### Records for this exercise
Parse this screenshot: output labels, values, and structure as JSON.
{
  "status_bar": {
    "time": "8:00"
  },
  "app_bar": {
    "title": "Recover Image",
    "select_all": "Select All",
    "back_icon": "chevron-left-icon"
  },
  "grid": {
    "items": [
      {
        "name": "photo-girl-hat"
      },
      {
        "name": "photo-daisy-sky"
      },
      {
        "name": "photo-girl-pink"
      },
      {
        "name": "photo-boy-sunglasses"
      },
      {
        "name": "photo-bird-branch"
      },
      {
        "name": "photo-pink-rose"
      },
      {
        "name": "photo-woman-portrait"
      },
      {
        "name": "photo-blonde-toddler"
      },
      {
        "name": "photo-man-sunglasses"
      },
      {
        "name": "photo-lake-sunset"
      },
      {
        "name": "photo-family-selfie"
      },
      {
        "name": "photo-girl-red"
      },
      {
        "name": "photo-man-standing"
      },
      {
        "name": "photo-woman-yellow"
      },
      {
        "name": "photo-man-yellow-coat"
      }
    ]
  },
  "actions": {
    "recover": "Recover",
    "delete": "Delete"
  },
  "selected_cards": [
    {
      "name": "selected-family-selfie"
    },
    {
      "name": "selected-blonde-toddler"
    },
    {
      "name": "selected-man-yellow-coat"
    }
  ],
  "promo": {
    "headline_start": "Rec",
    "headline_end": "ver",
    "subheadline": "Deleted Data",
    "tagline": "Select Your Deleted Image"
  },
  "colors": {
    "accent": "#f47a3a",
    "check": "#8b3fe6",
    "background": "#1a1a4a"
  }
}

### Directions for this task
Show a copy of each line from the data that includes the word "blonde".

### Output of the task
        "name": "photo-blonde-toddler"
      "name": "selected-blonde-toddler"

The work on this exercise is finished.